▶ **WORK ORDER**:
Find the line that contains "Extract the structured". Then set down that line and all the lines after it, to the end of the records, exactly and with nothing added.

▶ **EXERCISE MATERIAL**:
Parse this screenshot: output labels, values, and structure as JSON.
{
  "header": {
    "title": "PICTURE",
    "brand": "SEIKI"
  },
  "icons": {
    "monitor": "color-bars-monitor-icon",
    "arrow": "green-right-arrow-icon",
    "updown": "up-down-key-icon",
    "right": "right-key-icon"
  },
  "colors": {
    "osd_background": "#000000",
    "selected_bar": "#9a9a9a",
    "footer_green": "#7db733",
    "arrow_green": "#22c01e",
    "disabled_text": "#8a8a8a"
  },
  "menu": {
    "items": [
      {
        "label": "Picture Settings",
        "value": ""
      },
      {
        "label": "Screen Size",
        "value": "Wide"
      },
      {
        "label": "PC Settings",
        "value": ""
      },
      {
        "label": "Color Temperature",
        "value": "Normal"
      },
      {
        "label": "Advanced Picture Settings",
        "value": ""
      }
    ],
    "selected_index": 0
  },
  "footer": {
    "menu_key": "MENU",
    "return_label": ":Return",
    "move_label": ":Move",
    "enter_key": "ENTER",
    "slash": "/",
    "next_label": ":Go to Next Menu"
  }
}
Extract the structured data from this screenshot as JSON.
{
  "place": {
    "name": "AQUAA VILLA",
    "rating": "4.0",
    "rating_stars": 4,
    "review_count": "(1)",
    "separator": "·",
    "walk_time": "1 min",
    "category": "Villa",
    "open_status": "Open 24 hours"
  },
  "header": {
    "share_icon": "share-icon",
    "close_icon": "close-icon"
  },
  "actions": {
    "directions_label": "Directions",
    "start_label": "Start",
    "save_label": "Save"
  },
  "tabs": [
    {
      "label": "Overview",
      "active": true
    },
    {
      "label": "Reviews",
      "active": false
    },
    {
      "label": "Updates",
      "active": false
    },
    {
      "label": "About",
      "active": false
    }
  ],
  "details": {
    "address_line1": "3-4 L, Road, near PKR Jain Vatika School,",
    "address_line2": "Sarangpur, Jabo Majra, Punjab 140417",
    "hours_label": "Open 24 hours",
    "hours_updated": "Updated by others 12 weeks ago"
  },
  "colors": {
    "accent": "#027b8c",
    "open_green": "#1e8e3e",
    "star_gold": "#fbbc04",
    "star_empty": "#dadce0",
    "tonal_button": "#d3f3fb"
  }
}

▶ **RESPONSE FOR THIS EXERCISE**:
Extract the structured data from this screenshot as JSON.
{
  "place": {
    "name": "AQUAA VILLA",
    "rating": "4.0",
    "rating_stars": 4,
    "review_count": "(1)",
    "separator": "·",
    "walk_time": "1 min",
    "category": "Villa",
    "open_status": "Open 24 hours"
  },
  "header": {
    "share_icon": "share-icon",
    "close_icon": "close-icon"
  },
  "actions": {
    "directions_label": "Directions",
    "start_label": "Start",
    "save_label": "Save"
  },
  "tabs": [
    {
      "label": "Overview",
      "active": true
    },
    {
      "label": "Reviews",
      "active": false
    },
    {
      "label": "Updates",
      "active": false
    },
    {
      "label": "About",
      "active": false
    }
  ],
  "details": {
    "address_line1": "3-4 L, Road, near PKR Jain Vatika School,",
    "address_line2": "Sarangpur, Jabo Majra, Punjab 140417",
    "hours_label": "Open 24 hours",
    "hours_updated": "Updated by others 12 weeks ago"
  },
  "colors": {
    "accent": "#027b8c",
    "open_green": "#1e8e3e",
    "star_gold": "#fbbc04",
    "star_empty": "#dadce0",
    "tonal_button": "#d3f3fb"
  }
}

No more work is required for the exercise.